I attended the Action Research panel about entering into different groups and communities for research. The speakers included Professor Kim of the Engineering Department, Professor Searles of the Sociology and Anthropology Departments, and Professor Orsborn from the MIDE program in the School of Management.
It was interesting to hear how ethnographic research can be so fundamental to the success of projects across so many varying fields. It was interesting to hear how noting that a Guatemalan put their new glasses directly in the pocket and continued driving heavy machinery was the observation that made the necessity of fashion apparent. Although I had had the opportunity to see how clients don’t always say what they mean in some of Professor Orsborn’s classes, Professor Searles’s example of the students observing a contradiction to a porn shop manager’s impression that most of her customers are women was still surprising and emphasized the necessity of such investigations.
I thought that it was valuable to see how this kind of research is utilized across many different fields of study. A big take away for me was the idea of trust and relationship building in these kinds of studies. It’s easy for people to think that just sitting and watching their subjects would be enough to collect the necessary data.

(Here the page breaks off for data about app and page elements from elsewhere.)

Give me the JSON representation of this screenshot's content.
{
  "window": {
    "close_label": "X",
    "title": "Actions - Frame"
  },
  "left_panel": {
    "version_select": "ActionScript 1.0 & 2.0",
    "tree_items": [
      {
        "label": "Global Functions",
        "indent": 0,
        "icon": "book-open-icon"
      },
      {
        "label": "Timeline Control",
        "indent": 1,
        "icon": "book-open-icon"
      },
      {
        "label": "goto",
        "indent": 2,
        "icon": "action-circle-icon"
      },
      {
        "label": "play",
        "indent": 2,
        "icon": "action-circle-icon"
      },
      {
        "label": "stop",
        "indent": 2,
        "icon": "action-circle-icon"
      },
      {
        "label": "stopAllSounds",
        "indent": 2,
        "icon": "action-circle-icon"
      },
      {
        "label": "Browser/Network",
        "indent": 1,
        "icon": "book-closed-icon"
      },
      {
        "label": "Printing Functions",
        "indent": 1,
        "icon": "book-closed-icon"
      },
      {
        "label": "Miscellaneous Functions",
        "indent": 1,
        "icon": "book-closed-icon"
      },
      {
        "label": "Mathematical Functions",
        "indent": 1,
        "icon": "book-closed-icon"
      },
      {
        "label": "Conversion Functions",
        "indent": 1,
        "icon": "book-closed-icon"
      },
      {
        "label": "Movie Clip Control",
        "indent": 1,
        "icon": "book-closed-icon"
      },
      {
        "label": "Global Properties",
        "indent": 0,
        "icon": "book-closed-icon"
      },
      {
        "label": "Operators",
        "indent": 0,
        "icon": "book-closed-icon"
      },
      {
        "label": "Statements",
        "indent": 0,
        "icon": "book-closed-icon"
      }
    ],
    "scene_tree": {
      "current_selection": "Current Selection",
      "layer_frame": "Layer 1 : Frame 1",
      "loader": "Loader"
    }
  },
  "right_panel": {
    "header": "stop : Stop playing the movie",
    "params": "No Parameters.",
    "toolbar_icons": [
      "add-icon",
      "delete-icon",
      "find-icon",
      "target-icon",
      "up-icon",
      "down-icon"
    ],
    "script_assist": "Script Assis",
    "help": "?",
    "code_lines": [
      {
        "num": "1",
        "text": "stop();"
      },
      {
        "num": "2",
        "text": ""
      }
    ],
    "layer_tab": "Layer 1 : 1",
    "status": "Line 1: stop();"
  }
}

However, after listening to Kim, Searles, and Orsborn, I now know that it takes a level of trust and comfort for your subject to forget that you are observing them and in doing so reveal their true and uncensored behavioral patterns.